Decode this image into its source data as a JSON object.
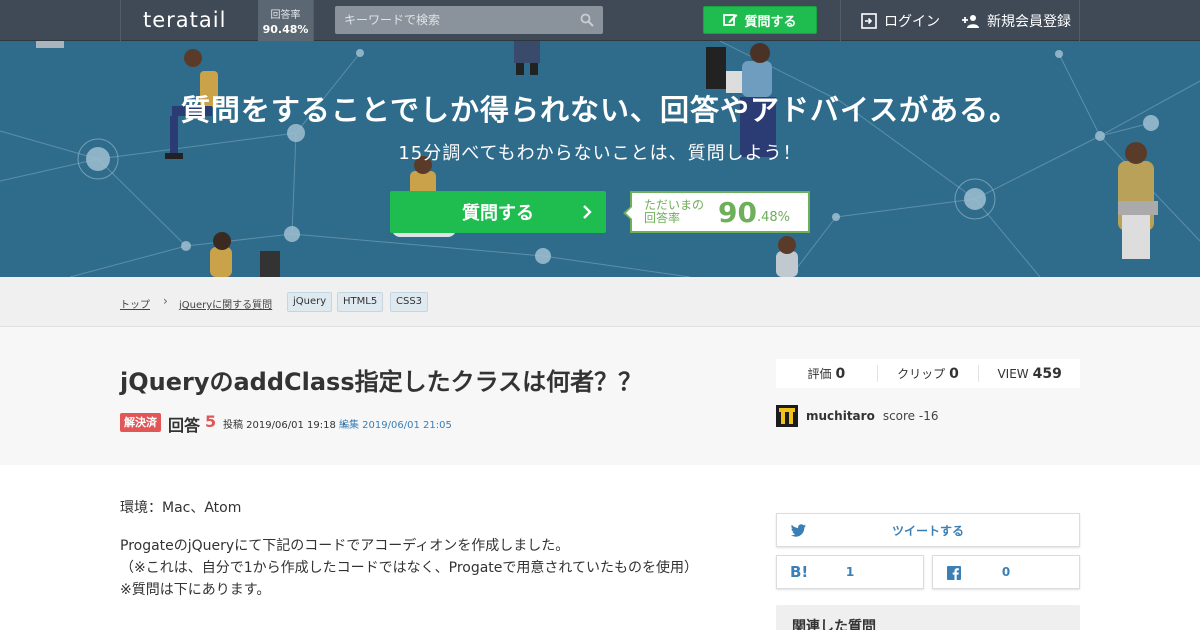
{
  "nav": {
    "logo": "teratail",
    "rate_label": "回答率",
    "rate_value": "90.48%",
    "search_placeholder": "キーワードで検索",
    "ask_button": "質問する",
    "login": "ログイン",
    "signup": "新規会員登録"
  },
  "hero": {
    "title": "質問をすることでしか得られない、回答やアドバイスがある。",
    "subtitle": "15分調べてもわからないことは、質問しよう！",
    "ask_button": "質問する",
    "rate_label_1": "ただいまの",
    "rate_label_2": "回答率",
    "rate_big": "90",
    "rate_small": ".48%"
  },
  "breadcrumb": {
    "top": "トップ",
    "sep": "›",
    "category": "jQueryに関する質問",
    "tags": [
      "jQuery",
      "HTML5",
      "CSS3"
    ]
  },
  "question": {
    "title": "jQueryのaddClass指定したクラスは何者？？",
    "status": "解決済",
    "answers_label": "回答",
    "answers_count": "5",
    "posted": "投稿 2019/06/01 19:18 ・",
    "edited": "編集 2019/06/01 21:05",
    "stats": {
      "rating_label": "評価",
      "rating_value": "0",
      "clip_label": "クリップ",
      "clip_value": "0",
      "view_label": "VIEW",
      "view_value": "459"
    },
    "user": {
      "name": "muchitaro",
      "score": "score -16"
    }
  },
  "body": {
    "line1": "環境：Mac、Atom",
    "line2": "ProgateのjQueryにて下記のコードでアコーディオンを作成しました。",
    "line3": "（※これは、自分で1から作成したコードではなく、Progateで用意されていたものを使用）",
    "line4": "※質問は下にあります。"
  },
  "share": {
    "tweet": "ツイートする",
    "hatena_count": "1",
    "facebook_count": "0"
  },
  "sidebar": {
    "related_title": "関連した質問"
  },
  "colors": {
    "nav_bg": "#3f4a56",
    "hero_bg": "#2f6c8c",
    "green": "#1fbc4f",
    "red": "#e15656",
    "rate_green": "#6fae5a"
  }
}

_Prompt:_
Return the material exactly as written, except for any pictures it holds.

_Exercise answer:_
Decode this image into its source data as a JSON object.
{
  "nav": {
    "logo": "teratail",
    "rate_label": "回答率",
    "rate_value": "90.48%",
    "search_placeholder": "キーワードで検索",
    "ask_button": "質問する",
    "login": "ログイン",
    "signup": "新規会員登録"
  },
  "hero": {
    "title": "質問をすることでしか得られない、回答やアドバイスがある。",
    "subtitle": "15分調べてもわからないことは、質問しよう！",
    "ask_button": "質問する",
    "rate_label_1": "ただいまの",
    "rate_label_2": "回答率",
    "rate_big": "90",
    "rate_small": ".48%"
  },
  "breadcrumb": {
    "top": "トップ",
    "sep": "›",
    "category": "jQueryに関する質問",
    "tags": [
      "jQuery",
      "HTML5",
      "CSS3"
    ]
  },
  "question": {
    "title": "jQueryのaddClass指定したクラスは何者？？",
    "status": "解決済",
    "answers_label": "回答",
    "answers_count": "5",
    "posted": "投稿 2019/06/01 19:18 ・",
    "edited": "編集 2019/06/01 21:05",
    "stats": {
      "rating_label": "評価",
      "rating_value": "0",
      "clip_label": "クリップ",
      "clip_value": "0",
      "view_label": "VIEW",
      "view_value": "459"
    },
    "user": {
      "name": "muchitaro",
      "score": "score -16"
    }
  },
  "body": {
    "line1": "環境：Mac、Atom",
    "line2": "ProgateのjQueryにて下記のコードでアコーディオンを作成しました。",
    "line3": "（※これは、自分で1から作成したコードではなく、Progateで用意されていたものを使用）",
    "line4": "※質問は下にあります。"
  },
  "share": {
    "tweet": "ツイートする",
    "hatena_count": "1",
    "facebook_count": "0"
  },
  "sidebar": {
    "related_title": "関連した質問"
  },
  "colors": {
    "nav_bg": "#3f4a56",
    "hero_bg": "#2f6c8c",
    "green": "#1fbc4f",
    "red": "#e15656",
    "rate_green": "#6fae5a"
  }
}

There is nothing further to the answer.